## Task statement
Go over the entries below line by line, copying each one that contains the word "JSON".

## Stored entries
________________________

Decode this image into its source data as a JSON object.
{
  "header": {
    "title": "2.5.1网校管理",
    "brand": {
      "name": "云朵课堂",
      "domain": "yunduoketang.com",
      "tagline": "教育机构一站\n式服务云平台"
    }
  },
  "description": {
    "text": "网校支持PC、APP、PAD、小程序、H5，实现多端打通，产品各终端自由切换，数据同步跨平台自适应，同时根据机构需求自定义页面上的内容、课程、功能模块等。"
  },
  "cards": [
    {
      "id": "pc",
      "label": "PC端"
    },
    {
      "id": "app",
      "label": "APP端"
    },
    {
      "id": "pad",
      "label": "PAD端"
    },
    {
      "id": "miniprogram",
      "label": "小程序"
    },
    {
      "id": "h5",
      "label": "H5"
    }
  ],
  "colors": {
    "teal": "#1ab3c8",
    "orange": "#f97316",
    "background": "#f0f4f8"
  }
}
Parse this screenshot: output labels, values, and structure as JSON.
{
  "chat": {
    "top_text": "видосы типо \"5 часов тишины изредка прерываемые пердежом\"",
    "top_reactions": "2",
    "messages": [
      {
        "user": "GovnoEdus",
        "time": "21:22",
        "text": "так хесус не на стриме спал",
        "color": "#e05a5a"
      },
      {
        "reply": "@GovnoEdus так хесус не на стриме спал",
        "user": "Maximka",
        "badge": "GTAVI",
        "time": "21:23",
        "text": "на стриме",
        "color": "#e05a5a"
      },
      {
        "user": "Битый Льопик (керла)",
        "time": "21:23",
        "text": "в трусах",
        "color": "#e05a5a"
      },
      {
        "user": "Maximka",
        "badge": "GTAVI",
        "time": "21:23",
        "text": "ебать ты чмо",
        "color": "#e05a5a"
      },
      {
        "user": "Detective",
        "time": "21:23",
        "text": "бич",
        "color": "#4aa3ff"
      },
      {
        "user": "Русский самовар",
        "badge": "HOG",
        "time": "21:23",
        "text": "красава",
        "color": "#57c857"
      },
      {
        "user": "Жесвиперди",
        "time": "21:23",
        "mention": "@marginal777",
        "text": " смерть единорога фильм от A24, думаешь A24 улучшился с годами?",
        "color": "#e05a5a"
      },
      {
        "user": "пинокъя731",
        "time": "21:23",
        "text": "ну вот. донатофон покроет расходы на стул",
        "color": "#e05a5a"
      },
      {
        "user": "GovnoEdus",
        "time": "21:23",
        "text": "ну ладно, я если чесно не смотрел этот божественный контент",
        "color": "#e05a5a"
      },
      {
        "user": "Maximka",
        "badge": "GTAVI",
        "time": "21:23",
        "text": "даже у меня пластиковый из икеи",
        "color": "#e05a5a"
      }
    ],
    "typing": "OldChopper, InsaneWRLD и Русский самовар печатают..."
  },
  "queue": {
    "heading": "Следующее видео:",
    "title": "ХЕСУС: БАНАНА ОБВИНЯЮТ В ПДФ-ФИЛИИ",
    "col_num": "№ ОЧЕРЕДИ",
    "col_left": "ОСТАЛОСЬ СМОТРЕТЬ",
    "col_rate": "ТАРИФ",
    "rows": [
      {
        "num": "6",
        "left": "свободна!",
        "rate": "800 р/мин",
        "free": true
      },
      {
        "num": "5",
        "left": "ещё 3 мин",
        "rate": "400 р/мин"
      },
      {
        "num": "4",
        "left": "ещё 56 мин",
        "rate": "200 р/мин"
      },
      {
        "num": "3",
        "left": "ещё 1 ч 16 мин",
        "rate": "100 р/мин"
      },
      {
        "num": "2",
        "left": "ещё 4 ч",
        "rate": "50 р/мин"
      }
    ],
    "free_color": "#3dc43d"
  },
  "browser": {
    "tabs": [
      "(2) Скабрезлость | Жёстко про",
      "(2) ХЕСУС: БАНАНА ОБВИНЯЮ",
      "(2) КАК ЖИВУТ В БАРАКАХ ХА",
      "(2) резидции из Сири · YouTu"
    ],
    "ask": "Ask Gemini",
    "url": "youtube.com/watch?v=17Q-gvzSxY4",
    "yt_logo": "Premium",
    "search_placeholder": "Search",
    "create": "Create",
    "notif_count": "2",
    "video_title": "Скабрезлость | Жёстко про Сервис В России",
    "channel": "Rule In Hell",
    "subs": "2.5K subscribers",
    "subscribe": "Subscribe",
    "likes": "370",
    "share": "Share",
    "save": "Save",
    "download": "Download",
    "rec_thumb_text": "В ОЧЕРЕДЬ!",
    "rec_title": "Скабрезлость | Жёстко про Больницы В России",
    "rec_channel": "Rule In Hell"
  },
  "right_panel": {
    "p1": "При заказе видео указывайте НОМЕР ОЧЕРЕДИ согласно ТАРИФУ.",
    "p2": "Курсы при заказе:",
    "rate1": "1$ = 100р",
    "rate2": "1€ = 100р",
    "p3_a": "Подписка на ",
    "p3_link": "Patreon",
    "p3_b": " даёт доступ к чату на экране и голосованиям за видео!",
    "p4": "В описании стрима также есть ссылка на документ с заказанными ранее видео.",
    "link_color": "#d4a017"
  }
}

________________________

## Output for this task
Decode this image into its source data as a JSON object.
Parse this screenshot: output labels, values, and structure as JSON.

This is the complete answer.